"It seems to me that you forget that... we have never as a party moved this nation by 14-point position papers and 9-point programs. It seems that when we got involved in the civil rights movement... nobody asked Martin Luther King what his legislative agenda was. He marched to change attitudes. When the women's movement started, it had not moved with a constitutional amendment. They marched to change attitudes. And this party better understand full well that it's about time that we change our attitude and we begin to change the attitudes of Americans about what their responsibilities are to the poor, about what their responsibilities are to other people, and about what our responsibility in the world is, and that requires changing attitudes. But... I promise you'll see my 15-point plans and 19-point position papers and... you'll be able to make a judg[ment] about whether... I know more about economic policy. But ultimately... this country needs a leader, and leaders change attitudes about people, and it's the ironic twist that in the wake of Ronald Reagan that the only one thing he knew how to do was the one thing that is now being... the currency of which is in fact now being devalued so much."

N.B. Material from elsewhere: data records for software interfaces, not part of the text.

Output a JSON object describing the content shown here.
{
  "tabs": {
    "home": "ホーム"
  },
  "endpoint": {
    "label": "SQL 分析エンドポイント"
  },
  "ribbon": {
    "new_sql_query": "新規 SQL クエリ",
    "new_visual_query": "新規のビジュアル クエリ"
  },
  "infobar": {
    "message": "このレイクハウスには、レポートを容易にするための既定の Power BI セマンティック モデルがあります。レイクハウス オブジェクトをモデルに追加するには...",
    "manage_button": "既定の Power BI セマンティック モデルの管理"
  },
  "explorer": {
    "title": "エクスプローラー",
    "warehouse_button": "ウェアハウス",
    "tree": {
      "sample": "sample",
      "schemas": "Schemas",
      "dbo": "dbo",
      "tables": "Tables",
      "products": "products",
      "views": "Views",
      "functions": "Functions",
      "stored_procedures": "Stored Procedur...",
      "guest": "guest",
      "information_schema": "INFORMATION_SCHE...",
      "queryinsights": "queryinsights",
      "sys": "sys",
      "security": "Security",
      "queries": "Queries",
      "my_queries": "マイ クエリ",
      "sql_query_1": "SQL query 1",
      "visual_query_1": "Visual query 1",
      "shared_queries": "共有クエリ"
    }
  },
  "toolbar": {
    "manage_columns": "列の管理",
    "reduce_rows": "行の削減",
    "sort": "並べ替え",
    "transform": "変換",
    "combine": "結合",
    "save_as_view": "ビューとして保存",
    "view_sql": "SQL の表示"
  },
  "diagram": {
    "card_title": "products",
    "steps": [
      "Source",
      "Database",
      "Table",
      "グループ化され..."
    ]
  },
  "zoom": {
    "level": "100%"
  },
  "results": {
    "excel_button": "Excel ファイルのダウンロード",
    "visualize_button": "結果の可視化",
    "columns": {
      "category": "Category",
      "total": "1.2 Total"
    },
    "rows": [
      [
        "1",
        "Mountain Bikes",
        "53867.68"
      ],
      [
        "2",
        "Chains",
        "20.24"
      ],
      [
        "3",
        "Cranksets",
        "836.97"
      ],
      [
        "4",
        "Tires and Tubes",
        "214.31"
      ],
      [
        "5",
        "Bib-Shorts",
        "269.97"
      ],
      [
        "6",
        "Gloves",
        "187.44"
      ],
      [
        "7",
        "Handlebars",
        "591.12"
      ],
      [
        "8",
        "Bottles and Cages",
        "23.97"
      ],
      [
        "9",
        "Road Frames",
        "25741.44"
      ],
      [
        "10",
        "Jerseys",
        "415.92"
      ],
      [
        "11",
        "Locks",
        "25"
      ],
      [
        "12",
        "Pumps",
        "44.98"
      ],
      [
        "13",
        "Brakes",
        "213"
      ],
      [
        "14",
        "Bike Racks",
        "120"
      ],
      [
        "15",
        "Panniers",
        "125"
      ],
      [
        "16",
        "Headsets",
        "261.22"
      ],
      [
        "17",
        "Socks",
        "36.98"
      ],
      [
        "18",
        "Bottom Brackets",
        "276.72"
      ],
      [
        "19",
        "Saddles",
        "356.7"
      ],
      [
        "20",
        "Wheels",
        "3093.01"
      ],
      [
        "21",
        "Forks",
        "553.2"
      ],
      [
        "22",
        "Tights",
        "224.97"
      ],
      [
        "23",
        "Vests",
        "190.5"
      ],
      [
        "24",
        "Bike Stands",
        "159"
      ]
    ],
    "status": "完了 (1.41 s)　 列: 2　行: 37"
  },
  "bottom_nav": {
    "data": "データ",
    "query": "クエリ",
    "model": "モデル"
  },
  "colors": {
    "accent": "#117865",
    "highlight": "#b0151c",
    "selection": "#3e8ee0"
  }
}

That's something Joe Biden said in 1987 (when he was running for President). I quoted that back in August 2008, relating it to Barack Obama. I imagined Obama hearing Biden's remarks and seeing his path to the presidency, seeing how he might be the one who could, like Ronald Reagan and Martin Luther King, use the power of speech to change attitudes.
The reason I'm dragging this up out of the archive this morning is I'm noticing how Biden's idea also applies to Trump. Maybe Trump too heard Biden's idea and saw that the presidency is achieved through speech — emotionally rousing speech that changes attitudes.
Of course, there are many possible attitudes. Which way are you going to change the attitudes? And what attitudes will be inspired in response to how that attitude looks in the people you inspire? In Trump's case, the response to the attitude he inspired turned a lot of people back to the kind of Democratic Party candidate Biden was speaking against — the flat, dull speaker with the 14-point position papers and 9-point programs.
Talk about an ironic twist.